When submitting a deed for recording to the county clerk’s office, two forms are required:
- A TP-584 or Combined Real Estate Form is used to comply with the requirements of the real estate transfer tax, the tax on mortgages as applied to the Credit Line Mortgage Certificate, and the estimated personal income tax exemption as applied to the transfer or sale of real property. A TP-584-NYC is used in New York City.
- A RP-5217 or the Equalization and Assessment Form gives pertinent information about the property. An RP-5217NYC is used in New York City.
Changing the Name on a Deed
New York state does not allow name changes on a deed – a new deed must be recorded. A person who wishes to add or change a name on a deed can either draft the new deed form on their own or consult a real estate attorney to help them.
When filing a deed with a name change, they will file it in the same way they filed the original deed – with the county clerk’s office in their area or the Office of the City Register in New York City. Recording fees for filing a deed vary from county to county. For example:
Correcting Errors on a Deed in New York
While people can’t change a name on a deed without making a new one, they can make corrections to it using a corrective deed, also known as a confirmatory deed. The correction deed confirms an existing title, but doesn’t replace it; it simply perfects the deed that was created earlier.

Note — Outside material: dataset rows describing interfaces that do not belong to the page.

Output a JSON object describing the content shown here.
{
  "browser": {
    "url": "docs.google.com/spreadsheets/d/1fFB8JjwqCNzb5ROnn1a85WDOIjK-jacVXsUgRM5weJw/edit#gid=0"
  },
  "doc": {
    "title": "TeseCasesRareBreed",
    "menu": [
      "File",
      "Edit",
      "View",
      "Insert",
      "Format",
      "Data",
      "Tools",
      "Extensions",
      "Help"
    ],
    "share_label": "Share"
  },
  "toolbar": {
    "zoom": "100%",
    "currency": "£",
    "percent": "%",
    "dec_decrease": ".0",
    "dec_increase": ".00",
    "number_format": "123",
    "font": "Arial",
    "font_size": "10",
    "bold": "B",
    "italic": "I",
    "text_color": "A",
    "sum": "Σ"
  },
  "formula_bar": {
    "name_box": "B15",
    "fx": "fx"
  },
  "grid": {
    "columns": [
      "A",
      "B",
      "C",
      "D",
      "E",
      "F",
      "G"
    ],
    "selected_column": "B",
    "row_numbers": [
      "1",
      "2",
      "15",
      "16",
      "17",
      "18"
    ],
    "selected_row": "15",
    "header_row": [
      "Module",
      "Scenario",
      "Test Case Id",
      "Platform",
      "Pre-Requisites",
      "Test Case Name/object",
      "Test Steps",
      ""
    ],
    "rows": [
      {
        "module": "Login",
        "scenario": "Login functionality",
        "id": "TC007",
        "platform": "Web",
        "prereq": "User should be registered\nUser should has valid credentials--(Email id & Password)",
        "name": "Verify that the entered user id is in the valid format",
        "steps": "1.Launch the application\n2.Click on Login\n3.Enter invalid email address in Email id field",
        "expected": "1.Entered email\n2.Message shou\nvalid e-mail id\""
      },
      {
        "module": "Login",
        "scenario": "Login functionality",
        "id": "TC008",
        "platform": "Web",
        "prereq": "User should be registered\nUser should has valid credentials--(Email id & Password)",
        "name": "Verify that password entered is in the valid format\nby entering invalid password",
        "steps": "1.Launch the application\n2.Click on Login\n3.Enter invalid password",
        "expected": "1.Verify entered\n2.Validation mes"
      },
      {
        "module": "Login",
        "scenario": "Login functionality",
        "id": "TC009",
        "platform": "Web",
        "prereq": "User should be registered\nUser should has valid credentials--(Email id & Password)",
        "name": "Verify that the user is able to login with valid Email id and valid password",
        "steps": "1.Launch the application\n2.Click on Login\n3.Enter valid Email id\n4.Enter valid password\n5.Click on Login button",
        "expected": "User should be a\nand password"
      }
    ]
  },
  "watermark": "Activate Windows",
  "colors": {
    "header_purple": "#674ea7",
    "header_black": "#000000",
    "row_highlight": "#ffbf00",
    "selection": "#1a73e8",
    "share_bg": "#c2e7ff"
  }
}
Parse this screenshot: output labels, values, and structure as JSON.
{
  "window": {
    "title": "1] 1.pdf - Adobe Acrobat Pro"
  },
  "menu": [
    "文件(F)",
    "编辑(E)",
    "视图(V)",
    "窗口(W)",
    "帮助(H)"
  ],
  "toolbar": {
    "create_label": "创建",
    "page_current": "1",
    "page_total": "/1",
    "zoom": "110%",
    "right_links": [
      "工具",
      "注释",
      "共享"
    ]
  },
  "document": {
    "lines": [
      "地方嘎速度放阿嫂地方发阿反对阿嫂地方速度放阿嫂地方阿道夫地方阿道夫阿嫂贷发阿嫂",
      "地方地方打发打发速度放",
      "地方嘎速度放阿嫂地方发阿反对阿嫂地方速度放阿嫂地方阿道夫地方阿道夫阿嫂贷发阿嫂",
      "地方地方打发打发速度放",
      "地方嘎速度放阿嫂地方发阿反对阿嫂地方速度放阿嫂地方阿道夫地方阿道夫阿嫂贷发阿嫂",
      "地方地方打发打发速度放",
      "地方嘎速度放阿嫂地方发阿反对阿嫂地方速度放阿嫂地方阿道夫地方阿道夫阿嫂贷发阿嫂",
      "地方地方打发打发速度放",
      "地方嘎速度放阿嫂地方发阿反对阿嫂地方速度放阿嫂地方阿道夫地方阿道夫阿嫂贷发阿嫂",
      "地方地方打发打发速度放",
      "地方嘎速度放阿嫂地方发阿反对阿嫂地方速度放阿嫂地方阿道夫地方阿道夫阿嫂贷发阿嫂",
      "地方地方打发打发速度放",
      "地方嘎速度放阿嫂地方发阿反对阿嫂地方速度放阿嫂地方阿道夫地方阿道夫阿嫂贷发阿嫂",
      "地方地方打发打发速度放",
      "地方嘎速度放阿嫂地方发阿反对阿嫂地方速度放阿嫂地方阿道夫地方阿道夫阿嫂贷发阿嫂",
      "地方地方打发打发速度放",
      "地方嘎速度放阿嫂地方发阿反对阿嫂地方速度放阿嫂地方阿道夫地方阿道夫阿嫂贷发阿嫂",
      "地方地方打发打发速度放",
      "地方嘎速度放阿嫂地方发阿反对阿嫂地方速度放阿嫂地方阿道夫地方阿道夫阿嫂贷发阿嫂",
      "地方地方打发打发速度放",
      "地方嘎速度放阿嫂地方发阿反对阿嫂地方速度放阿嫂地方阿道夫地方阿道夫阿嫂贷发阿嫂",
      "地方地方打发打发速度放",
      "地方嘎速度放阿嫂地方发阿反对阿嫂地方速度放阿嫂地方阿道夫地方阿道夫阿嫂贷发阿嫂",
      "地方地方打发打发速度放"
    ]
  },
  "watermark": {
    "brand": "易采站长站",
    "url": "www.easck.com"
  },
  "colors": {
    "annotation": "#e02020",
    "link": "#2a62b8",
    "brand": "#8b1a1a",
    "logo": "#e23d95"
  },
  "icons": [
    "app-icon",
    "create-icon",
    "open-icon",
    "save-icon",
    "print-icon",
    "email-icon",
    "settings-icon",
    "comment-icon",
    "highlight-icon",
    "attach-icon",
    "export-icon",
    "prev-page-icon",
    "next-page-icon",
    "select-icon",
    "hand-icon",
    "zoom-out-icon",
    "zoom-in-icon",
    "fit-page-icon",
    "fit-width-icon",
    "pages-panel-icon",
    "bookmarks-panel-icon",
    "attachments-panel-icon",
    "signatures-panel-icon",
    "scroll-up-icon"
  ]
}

In New York, the correction deed explicitly states that an earlier deed requires correction. This deed states the date of the original’s execution and recording and its document ID number.
The correction deed also identifies the errors made in the original and the correct information and gives an explanation as to why the correction is needed. A correction deed does not transfer title; the individual won’t be subject to a transfer tax because no transfer has occurred.
Filing a Correction Deed
The individual files the correction deed in the same way they filed the original – with the county clerk’s office in their area or the Office of the City Register in New York City. They will need to include a new Equalization and Assessment Form and new Combined Real Estate Form with original signatures.
When filing a correction deed, applicants should include proof that they already paid the transfer tax. They can do this by including the original deed’s cover page from the prior deed or by filing an affidavit stating that they paid tax with the prior document.
Removing a Name From a Deed
A person cannot remove someone else's name from a deed without that person's knowledge, consent or signature, unless they have a court order, for example, through a foreclosure. If an owner chooses to be removed from a deed, that requires the filing of a new deed.
However, if two or more people own real property as tenants in common, a co-owner cannot remove the other co-owner through the execution of a new deed. A co-owner can only convey the portion they own.
In a divorce, one party typically departs the property, while the other retains it on their own or as part of the settlement. Divorcing spouses will use a quitclaim deed in real estate transfers, as they are not guaranteeing anything about the property, such as its condition, equity or value. This deed merely transfers the grantor's interest in the property to the grantee.
- Nassau County Clerk of Court: FAQs
- Deed.com: Removing Someone From a Real Estate Deed
- Deeds.com: New York Correction Deed Information
- GoBroome County: Deed FAQs
- NYC Dept of Finance: ACRIS Recording Fees
- NYS: Department of Taxation and Finance: Form RP-5217-PDF, Real Property Transfer Report
- NYS Department of Taxation and Finance: Combined Real Estate Transfer Tax Return, Credit Line Mortgage Certificate, and Certification of Exemption from the Payment of Estimated Personal Income Tax
- NYC Bar.org: Deeds to Real Property
- Blodnick, Fazio & Clark: Types of Deeds in New York State
- Jakubowski Robertson Maffei Goldsmith and Tartaglia LLP: Using a Quitclaim Deed in Divorce
Michelle Nati is an associate editor and writer who has reported on legal, criminal and government news for PasadenaNow.com and Complex Media. She holds a B.A. in Communications and English from Niagara University.